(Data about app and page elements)
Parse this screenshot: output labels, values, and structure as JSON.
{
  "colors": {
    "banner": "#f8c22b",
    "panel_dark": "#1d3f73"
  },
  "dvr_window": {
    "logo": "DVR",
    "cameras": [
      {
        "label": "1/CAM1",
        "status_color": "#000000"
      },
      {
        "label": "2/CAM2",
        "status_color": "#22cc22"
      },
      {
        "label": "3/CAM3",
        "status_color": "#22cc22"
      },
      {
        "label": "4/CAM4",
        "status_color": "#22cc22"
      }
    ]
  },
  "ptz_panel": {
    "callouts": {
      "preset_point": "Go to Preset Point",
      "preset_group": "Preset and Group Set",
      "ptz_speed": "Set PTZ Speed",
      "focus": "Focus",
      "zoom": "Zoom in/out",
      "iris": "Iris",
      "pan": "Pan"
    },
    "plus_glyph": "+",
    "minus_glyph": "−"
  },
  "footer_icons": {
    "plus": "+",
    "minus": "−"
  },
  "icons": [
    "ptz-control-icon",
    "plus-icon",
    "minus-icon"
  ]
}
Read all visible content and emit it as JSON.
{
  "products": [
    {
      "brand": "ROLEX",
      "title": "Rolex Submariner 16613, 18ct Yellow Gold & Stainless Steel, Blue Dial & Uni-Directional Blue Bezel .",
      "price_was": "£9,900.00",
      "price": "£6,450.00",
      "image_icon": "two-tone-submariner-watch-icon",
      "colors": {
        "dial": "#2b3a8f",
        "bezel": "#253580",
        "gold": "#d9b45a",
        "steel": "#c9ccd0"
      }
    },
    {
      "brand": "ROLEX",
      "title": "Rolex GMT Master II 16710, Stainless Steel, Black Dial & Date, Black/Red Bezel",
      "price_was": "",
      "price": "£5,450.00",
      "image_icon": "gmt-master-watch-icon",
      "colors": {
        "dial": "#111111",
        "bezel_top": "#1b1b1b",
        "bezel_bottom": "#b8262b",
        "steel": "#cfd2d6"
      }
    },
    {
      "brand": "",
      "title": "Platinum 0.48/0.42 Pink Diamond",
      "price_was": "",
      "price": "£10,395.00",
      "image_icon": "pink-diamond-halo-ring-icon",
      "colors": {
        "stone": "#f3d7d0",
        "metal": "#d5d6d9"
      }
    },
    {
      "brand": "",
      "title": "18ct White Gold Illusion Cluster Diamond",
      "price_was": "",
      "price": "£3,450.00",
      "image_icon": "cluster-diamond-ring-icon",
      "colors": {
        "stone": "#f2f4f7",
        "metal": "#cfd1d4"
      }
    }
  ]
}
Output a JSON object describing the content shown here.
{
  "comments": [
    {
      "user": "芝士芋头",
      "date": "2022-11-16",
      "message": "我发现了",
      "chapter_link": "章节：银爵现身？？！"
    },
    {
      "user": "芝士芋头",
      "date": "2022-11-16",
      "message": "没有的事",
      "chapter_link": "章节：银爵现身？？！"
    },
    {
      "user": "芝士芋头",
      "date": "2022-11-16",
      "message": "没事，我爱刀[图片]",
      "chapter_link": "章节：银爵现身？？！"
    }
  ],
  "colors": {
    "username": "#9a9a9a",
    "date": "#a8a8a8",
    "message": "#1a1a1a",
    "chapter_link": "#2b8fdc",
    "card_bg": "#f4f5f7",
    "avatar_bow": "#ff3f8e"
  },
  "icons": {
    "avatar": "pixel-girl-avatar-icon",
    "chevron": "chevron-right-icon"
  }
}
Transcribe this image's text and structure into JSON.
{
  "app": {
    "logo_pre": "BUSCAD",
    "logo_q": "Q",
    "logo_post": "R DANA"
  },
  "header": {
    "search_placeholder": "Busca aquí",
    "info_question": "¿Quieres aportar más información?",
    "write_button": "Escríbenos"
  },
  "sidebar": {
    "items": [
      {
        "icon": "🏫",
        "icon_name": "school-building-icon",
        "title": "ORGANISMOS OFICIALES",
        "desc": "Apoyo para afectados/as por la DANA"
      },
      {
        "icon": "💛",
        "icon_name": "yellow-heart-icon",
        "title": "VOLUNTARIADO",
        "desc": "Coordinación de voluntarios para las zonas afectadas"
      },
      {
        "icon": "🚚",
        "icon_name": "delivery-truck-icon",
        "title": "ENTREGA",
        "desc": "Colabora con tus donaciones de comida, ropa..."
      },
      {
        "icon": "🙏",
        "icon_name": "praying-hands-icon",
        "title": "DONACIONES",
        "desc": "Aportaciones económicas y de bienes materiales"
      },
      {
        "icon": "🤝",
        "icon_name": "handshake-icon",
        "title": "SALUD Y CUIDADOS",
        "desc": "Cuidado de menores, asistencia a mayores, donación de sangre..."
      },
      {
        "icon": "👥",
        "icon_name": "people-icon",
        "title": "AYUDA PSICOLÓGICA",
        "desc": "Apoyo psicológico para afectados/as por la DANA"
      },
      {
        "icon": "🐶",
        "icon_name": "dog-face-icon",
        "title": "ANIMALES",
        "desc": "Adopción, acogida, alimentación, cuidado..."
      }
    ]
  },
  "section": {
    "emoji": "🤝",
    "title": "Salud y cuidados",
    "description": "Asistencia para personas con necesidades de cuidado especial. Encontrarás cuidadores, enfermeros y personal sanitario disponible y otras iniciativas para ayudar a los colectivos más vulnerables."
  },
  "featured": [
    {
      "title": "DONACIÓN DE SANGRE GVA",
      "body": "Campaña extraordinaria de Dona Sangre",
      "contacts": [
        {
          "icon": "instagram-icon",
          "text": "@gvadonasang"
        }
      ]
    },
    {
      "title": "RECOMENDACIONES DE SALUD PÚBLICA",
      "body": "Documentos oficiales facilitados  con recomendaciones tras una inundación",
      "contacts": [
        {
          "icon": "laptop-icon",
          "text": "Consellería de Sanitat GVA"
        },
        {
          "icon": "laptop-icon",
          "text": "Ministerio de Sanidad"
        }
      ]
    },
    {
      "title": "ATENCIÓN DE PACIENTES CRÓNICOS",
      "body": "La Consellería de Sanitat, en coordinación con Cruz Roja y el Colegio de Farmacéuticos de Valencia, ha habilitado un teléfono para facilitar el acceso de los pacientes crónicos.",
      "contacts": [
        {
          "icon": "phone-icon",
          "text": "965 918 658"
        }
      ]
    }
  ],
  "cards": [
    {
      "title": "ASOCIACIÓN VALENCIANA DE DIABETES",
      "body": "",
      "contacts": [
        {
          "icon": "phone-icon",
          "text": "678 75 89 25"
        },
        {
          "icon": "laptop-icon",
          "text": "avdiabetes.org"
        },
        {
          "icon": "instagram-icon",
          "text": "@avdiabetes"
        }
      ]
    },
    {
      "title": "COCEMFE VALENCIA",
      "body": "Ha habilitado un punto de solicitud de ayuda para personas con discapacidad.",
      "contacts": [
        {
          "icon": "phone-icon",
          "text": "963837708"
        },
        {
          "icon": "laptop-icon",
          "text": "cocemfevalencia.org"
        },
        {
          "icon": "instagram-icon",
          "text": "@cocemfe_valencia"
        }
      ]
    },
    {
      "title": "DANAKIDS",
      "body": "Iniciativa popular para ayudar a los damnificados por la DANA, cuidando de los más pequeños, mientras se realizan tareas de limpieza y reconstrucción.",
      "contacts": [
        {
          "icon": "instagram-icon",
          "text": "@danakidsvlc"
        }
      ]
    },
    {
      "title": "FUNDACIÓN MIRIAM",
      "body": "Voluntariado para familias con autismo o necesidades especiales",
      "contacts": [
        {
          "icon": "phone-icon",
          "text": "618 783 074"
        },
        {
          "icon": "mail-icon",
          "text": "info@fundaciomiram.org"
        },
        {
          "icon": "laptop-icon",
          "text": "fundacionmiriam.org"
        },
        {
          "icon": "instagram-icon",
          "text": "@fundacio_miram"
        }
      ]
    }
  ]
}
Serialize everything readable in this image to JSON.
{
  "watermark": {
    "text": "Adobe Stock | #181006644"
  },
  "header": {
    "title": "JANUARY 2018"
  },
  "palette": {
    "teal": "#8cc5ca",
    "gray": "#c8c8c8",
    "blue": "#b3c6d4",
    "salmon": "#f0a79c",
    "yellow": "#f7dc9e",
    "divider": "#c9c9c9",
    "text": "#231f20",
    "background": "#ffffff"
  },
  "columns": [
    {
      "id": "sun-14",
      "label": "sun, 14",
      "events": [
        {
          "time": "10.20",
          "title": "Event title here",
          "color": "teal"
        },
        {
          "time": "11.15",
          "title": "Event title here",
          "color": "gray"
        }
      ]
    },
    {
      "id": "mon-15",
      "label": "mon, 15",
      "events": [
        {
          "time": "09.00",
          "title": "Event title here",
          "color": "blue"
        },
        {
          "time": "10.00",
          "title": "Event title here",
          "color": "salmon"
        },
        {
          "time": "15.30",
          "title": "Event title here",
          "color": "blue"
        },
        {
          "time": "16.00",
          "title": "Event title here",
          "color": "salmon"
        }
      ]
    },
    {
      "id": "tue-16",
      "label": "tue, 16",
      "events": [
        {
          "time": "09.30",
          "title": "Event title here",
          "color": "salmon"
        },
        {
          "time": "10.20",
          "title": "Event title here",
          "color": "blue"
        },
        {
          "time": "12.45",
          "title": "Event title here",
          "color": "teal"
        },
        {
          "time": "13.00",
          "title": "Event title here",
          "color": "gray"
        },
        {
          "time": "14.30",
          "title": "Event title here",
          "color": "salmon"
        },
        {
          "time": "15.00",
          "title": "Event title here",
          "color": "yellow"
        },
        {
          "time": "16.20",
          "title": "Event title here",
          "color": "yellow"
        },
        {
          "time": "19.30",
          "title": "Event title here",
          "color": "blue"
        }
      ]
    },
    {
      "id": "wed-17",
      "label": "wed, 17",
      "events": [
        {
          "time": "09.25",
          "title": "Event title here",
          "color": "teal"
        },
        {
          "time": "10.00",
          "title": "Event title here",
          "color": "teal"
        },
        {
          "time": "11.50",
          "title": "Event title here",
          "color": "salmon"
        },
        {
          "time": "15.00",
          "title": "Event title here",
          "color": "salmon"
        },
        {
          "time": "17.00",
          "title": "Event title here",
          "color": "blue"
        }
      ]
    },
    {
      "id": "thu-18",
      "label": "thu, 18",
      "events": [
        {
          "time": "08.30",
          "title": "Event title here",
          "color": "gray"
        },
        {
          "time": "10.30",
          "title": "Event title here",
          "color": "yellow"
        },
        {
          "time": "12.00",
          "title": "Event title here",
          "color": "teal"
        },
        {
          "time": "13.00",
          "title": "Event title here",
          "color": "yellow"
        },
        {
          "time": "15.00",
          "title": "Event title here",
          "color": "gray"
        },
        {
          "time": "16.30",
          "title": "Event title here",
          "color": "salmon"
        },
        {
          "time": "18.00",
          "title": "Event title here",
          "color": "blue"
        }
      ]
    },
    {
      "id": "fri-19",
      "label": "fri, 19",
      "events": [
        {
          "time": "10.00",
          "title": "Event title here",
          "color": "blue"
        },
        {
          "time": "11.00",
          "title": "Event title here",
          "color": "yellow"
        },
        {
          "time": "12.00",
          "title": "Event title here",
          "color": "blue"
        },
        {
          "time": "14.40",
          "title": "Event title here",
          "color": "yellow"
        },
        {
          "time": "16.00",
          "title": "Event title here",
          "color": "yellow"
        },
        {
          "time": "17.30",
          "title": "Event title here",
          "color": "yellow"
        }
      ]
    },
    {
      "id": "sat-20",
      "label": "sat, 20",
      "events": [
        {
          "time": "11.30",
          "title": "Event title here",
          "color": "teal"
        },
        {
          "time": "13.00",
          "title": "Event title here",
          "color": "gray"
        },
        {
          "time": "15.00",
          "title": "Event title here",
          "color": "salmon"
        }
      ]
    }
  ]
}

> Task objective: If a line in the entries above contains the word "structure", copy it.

> Finished exercise:
Parse this screenshot: output labels, values, and structure as JSON.
Transcribe this image's text and structure into JSON.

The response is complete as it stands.